What you are asked to do. Go through the data below and return each line containing the word "true".

Page and application data records:
--- START ---

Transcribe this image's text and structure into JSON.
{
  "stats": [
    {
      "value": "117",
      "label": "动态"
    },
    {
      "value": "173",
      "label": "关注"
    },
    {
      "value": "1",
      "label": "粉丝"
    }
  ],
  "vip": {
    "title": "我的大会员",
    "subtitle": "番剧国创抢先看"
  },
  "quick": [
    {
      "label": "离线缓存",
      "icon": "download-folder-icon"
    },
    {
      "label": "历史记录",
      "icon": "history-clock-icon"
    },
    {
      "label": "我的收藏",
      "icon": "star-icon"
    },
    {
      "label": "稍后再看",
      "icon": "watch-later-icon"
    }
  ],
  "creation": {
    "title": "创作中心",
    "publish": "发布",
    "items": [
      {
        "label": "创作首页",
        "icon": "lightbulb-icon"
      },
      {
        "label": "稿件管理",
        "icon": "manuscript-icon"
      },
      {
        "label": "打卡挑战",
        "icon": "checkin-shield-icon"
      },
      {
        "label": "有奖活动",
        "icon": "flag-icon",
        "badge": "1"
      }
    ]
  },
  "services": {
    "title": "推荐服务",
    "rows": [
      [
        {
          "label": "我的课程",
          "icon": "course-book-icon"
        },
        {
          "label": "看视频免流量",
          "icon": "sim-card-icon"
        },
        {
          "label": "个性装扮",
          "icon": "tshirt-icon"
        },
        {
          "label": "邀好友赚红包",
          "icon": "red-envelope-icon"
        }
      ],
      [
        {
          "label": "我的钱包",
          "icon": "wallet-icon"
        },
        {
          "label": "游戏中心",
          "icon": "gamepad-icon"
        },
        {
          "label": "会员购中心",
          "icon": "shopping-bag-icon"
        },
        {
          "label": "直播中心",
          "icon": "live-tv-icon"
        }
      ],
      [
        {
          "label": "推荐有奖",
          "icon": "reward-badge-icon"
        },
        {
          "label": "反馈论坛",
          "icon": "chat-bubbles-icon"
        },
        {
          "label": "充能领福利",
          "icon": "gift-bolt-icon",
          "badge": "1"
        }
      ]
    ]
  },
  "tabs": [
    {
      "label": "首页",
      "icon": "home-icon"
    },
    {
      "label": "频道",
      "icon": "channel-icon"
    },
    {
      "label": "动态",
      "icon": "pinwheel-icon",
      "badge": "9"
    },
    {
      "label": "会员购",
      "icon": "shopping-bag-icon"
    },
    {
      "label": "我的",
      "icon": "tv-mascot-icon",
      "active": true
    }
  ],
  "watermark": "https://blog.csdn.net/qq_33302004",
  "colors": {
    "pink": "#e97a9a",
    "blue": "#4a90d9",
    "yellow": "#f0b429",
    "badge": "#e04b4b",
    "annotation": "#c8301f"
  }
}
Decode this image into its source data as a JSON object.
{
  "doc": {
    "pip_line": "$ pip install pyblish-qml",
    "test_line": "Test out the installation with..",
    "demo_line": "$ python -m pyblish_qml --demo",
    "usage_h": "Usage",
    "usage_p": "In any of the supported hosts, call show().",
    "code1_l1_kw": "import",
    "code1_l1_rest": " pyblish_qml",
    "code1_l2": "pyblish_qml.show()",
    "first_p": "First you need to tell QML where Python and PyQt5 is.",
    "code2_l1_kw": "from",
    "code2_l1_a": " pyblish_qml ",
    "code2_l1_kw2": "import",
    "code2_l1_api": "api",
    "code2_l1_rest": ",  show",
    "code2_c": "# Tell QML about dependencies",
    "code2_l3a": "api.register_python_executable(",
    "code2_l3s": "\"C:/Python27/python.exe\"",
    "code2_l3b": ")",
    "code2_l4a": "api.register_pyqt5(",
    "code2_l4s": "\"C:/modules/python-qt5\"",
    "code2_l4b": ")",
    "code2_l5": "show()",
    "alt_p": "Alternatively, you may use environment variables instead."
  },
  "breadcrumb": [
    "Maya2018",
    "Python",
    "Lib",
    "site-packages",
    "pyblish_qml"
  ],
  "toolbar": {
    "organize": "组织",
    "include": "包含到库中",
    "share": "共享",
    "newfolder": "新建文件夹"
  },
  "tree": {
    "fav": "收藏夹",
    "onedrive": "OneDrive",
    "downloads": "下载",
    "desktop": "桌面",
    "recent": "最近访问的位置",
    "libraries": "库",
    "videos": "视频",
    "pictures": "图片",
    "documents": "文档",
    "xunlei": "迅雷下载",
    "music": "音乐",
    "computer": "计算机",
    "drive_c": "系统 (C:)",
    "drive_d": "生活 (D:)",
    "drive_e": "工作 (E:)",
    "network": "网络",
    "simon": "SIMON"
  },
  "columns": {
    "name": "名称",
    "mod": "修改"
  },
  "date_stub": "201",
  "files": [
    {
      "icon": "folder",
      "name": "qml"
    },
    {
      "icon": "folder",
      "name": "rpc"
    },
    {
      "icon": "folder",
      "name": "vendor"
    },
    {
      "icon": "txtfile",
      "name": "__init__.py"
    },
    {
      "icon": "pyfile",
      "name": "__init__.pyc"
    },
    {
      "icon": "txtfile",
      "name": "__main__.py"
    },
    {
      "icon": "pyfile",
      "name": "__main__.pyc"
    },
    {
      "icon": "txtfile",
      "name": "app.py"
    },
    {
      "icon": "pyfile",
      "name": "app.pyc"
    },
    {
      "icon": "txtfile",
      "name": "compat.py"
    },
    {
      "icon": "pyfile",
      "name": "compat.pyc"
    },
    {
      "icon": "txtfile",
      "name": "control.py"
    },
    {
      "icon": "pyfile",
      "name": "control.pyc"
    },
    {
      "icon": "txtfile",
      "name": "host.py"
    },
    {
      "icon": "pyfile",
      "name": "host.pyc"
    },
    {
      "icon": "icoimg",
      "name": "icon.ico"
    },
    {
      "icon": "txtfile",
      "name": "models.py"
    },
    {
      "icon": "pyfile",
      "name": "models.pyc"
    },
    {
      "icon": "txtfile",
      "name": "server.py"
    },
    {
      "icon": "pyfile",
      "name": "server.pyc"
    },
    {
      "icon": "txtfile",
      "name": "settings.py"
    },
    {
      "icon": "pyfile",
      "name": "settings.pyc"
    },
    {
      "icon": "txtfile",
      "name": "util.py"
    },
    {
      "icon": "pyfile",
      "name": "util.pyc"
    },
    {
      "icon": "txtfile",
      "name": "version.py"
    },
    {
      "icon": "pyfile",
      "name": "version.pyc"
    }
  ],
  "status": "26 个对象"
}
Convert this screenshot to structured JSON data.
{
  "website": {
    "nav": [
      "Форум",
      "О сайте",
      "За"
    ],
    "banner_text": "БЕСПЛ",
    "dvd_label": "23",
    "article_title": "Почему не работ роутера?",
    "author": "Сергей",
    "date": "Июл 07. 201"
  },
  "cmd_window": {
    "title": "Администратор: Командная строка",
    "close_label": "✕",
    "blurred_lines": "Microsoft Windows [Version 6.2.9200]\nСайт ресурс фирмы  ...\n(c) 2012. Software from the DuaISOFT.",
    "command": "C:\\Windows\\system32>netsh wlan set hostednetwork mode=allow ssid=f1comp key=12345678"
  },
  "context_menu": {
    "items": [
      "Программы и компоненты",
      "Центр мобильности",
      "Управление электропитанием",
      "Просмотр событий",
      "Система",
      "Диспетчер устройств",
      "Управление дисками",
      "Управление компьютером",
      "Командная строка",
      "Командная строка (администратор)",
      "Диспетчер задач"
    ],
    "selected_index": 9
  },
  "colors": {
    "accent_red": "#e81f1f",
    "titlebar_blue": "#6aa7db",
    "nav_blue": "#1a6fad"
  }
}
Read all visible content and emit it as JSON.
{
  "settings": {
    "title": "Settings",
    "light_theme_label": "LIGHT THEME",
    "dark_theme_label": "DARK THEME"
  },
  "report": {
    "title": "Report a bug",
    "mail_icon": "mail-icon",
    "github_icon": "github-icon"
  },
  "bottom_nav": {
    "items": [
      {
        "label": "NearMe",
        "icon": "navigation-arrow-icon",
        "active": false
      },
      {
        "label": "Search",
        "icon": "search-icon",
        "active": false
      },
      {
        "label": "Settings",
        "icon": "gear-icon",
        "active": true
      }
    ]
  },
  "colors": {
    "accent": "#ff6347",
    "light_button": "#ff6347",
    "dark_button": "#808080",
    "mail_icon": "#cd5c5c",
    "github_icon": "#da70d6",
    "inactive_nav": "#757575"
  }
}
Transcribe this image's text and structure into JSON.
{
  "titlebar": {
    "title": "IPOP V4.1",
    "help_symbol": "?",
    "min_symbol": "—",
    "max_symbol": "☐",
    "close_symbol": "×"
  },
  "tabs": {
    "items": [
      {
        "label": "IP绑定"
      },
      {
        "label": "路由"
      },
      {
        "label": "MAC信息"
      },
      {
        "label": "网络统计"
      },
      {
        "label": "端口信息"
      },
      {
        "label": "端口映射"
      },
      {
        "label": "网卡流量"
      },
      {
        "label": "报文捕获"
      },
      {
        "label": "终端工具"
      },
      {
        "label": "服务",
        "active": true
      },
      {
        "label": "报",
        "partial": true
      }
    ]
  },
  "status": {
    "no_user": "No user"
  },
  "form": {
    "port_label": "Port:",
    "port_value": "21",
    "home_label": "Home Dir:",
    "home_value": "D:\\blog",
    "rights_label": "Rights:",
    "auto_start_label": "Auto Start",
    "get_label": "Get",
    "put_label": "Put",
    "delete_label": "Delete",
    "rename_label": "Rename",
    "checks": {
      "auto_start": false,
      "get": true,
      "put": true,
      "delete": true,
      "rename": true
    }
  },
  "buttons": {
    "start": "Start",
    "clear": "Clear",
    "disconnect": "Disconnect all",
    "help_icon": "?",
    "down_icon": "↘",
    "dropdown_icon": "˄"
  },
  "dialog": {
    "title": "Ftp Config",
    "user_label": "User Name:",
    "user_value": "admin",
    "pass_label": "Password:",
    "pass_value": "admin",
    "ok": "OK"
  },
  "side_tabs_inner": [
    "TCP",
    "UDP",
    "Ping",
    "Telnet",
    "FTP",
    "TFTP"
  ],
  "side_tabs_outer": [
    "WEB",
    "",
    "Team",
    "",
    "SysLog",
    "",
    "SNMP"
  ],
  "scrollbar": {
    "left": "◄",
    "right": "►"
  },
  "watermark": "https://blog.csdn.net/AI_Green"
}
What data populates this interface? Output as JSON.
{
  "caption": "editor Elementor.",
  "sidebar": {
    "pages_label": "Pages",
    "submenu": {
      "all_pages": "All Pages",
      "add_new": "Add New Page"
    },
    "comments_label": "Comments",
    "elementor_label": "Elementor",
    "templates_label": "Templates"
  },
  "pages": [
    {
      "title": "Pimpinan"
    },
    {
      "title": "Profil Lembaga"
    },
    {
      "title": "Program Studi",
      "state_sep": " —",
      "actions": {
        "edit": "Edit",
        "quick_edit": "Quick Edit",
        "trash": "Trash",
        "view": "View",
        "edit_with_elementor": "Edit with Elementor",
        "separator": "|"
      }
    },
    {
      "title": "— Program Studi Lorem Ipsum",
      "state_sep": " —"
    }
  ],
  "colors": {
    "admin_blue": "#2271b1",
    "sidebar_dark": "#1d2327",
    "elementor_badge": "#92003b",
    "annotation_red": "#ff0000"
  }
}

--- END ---

Answer section.
      "active": true
        "active": true
        "active": true
        "partial": true
      "get": true,
      "put": true,
      "delete": true,
      "rename": true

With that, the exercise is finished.